It has been possible for several years to modify DSLR cameras to record only the infrared portion of the spectrum. Problem solved? Well, yes and no. It's correct that the conversion allows true infrared photography, but the action also renders the camera useless for conventional photography. Only recently did I have a spare DSLR available to attempt this conversion. It was Advance Camera in Portland that afforded me the opportunity to request this surgical step. Having a local expert in IR conversions gave me the confidence to take the plunge.
Dave Sleeth at Advance Camera became my IR guru. The victim of my decision was my trusty old Canon Rebel camera (Figure 2).
Dave began by giving me all the necessary warnings:
- the camera will no longer be usable for flash photography
- the metering system will no longer be perfect
- since all lenses focus IR differently, the photographer will need to use the diaphragm (depth of field) to assist in focus control.
But most of these concerns are offset by the fact that the image can be seen immediately on the camera's preview LCD and adjustments can be made on the spot. And flash photography was not one of my requirements.

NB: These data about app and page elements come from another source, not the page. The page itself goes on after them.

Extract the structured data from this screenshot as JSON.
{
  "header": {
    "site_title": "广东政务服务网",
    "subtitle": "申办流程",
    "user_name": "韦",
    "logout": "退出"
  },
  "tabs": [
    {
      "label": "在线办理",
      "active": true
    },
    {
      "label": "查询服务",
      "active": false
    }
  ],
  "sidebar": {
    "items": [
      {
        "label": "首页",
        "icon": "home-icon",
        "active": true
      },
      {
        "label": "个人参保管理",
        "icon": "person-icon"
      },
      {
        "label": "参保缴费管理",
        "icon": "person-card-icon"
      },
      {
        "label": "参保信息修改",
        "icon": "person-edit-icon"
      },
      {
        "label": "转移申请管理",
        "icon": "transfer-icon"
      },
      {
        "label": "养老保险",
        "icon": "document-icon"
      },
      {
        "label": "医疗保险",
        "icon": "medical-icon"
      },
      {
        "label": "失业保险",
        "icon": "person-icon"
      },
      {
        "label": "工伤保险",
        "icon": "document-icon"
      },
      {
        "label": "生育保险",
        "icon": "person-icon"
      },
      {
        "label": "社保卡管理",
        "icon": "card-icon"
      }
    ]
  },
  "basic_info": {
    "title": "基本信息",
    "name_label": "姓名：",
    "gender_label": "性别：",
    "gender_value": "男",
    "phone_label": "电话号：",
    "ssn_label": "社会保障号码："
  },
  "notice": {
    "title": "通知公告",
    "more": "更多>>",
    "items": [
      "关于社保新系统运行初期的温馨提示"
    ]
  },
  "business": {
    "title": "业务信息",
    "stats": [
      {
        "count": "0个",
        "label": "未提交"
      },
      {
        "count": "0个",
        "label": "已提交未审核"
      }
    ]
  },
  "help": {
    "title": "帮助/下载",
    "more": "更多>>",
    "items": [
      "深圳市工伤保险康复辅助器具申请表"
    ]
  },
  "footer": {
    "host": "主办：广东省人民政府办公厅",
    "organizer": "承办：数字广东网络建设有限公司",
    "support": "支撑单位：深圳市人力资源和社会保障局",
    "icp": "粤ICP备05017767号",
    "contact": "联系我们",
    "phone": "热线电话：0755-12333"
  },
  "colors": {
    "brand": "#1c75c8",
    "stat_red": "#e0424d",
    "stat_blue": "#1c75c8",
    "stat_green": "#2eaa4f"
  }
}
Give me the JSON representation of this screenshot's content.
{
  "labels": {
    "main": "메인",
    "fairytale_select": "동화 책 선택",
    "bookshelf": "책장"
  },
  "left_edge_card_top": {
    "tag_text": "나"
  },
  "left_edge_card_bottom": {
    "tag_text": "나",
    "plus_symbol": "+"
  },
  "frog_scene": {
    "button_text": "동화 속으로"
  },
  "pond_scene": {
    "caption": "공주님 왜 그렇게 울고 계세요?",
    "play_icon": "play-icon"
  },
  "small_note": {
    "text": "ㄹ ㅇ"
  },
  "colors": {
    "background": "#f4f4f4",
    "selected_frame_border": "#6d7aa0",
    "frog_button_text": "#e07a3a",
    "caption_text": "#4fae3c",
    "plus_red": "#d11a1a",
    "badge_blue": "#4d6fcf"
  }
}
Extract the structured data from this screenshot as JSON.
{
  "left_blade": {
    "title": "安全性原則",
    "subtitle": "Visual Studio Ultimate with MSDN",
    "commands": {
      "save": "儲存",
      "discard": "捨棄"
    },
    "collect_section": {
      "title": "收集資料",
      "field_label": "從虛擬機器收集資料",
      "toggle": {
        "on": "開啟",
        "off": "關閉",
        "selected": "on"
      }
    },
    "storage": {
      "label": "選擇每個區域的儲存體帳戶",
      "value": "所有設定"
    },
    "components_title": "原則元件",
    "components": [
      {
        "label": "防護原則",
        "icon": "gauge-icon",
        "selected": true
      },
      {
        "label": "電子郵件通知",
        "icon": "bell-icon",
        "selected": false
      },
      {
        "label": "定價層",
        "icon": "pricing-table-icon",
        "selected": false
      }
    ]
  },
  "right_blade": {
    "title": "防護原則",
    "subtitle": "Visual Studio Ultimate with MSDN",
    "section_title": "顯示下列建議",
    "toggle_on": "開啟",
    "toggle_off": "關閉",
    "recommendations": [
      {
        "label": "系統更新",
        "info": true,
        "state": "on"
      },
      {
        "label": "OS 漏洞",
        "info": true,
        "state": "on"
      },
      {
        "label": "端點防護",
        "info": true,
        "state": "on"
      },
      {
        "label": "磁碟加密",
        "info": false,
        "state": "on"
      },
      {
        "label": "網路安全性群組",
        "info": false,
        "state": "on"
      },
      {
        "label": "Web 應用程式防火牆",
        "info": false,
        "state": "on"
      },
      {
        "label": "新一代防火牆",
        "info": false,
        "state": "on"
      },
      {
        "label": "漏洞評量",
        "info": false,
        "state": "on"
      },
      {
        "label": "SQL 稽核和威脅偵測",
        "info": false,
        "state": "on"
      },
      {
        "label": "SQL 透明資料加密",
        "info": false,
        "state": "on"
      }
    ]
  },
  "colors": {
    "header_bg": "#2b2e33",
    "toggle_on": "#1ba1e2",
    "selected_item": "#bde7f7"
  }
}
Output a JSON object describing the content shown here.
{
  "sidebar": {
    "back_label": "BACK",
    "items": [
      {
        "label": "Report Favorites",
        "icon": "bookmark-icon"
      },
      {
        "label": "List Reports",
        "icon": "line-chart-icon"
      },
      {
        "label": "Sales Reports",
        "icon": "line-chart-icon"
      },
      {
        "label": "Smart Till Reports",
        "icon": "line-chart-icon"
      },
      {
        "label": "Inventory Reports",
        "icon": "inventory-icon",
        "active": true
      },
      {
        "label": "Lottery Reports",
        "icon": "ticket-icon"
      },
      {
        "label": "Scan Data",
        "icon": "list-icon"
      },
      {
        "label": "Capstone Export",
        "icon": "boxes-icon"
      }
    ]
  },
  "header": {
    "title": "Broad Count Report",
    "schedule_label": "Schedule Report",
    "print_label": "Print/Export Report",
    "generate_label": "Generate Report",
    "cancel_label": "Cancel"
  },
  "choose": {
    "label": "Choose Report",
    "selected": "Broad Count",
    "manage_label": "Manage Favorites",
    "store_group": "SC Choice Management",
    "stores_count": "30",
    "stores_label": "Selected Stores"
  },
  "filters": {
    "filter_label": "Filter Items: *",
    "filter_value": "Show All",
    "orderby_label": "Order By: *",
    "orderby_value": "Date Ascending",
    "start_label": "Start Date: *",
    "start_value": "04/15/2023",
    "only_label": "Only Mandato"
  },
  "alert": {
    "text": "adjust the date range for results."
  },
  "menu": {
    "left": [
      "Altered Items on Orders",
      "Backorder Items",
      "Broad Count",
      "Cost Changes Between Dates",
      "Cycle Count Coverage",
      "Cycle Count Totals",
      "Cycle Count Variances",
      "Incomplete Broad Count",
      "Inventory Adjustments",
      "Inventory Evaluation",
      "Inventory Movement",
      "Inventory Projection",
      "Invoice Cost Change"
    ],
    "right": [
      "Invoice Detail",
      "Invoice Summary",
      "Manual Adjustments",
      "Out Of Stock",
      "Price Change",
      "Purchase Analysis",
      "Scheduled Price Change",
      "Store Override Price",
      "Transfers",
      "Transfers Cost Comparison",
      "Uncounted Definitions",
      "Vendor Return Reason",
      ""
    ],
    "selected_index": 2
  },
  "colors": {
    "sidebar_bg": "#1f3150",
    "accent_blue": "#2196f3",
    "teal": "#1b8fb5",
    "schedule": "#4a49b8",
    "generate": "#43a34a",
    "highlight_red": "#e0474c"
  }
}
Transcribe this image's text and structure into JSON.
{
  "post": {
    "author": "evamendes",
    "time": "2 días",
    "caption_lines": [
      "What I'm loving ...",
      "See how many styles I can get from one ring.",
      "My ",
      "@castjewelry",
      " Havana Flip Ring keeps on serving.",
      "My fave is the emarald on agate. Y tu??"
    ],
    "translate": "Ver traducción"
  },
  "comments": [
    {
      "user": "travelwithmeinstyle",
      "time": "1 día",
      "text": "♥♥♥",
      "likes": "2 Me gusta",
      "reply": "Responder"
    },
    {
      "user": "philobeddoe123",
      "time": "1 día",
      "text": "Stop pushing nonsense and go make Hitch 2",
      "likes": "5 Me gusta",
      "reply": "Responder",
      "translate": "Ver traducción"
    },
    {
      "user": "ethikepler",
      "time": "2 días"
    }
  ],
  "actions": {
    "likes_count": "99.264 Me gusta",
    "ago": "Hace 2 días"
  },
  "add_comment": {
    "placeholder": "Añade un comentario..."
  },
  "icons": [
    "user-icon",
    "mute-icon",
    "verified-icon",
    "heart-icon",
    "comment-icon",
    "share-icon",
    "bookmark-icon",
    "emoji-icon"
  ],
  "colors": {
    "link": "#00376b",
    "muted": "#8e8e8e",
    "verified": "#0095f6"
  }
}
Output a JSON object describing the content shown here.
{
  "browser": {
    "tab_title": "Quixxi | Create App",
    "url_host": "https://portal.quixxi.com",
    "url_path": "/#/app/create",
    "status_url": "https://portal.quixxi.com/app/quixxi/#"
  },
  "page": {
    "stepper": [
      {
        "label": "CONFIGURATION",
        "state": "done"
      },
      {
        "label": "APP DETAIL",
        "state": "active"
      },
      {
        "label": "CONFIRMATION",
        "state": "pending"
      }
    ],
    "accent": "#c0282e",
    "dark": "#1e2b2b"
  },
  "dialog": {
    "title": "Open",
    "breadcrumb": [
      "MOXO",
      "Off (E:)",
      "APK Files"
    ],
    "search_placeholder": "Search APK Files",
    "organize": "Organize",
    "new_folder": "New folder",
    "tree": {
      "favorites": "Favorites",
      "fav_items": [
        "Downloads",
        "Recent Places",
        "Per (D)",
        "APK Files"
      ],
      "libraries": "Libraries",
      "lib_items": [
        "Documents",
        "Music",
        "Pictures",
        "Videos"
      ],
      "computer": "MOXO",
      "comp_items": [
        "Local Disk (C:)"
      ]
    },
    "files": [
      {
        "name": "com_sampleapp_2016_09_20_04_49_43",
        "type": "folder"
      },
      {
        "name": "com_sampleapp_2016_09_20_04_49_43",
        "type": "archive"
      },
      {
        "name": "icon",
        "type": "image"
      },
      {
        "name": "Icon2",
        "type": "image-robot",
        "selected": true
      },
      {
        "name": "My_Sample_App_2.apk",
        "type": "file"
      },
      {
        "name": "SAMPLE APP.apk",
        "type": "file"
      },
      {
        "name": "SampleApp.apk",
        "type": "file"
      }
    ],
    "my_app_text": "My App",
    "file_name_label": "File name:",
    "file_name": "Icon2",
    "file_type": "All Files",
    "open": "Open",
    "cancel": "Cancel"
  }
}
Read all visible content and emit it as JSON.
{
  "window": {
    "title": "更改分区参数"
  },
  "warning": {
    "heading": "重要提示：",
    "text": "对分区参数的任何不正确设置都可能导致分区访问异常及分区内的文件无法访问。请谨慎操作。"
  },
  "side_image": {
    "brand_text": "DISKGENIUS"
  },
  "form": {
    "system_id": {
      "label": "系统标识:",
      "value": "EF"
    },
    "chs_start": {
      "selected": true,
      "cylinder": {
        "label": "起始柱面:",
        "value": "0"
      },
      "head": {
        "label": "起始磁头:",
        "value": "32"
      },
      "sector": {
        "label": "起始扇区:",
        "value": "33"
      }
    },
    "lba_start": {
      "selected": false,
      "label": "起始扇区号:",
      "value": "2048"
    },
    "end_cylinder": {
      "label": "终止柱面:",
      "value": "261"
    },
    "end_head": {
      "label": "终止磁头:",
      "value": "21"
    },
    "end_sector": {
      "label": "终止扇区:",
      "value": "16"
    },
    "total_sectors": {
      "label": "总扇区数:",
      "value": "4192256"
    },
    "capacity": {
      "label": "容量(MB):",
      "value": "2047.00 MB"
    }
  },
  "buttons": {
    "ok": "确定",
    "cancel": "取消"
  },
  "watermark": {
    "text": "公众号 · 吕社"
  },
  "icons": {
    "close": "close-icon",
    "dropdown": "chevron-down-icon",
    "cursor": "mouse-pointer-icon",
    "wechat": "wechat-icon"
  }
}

Customers can select the level of IR they want to enter the camera by specifying which IR filter to install (resulting in images with some color to pure black & white). I selected the 800nm filter. This filter produces a very black and white image. The same look as the film I am trying to mimic.
The cost of the conversion is $245 regardless of the IR filter selected. At the same time, the camera is given a thorough cleaning and check up. The camera is also checked with a variety of lenses to check IR focus. The whole process takes only a few days.
I have to say that the results have been amazing. I am able to produce images that are very similar to traditional infrared film. I've also discovered some other pluses with this conversion:
- the results are immediately reviewable on the camera's LCD
- all my lenses are "tack sharp" -- no focus problems have been encountered
- the histogram still provides all the gamut information I want
- the absence of a dense red filter makes hand-held exposures at smaller aperture settings possible
- I return from shooting sessions knowing that the picture I wanted is on my data card.
Here are a few of the first shots taken with the IR converted Canon Rebel camera:
©2009,tehubbard, all rights reserved
I decided to push the envelope and attempt to construct an HDR picture in a scene with an unusually high dynamic range. The picture below is composed of 3 exposures (each 2 stops apart) and produced as an HDR image using Photomatix Pro. It worked!
Infrared photography is not for everyone, but for those who like to stretch the limits of photography and explore new creative techniques for expressing their art, IR photography presents a truly unique tool and a rare perspective on the world around us. But be sure to find your own guru to guide you through the conversion process. Better yet, I'll share my guru. Just give Dave a call. He services the cameras of photographers from around the world.
All in all, I am very pleased with my decision to convert my Rebel to IR. Thanks to Dave Sleeth and his crew at Advance Camera, I'm back in the 70s and enjoying every minute.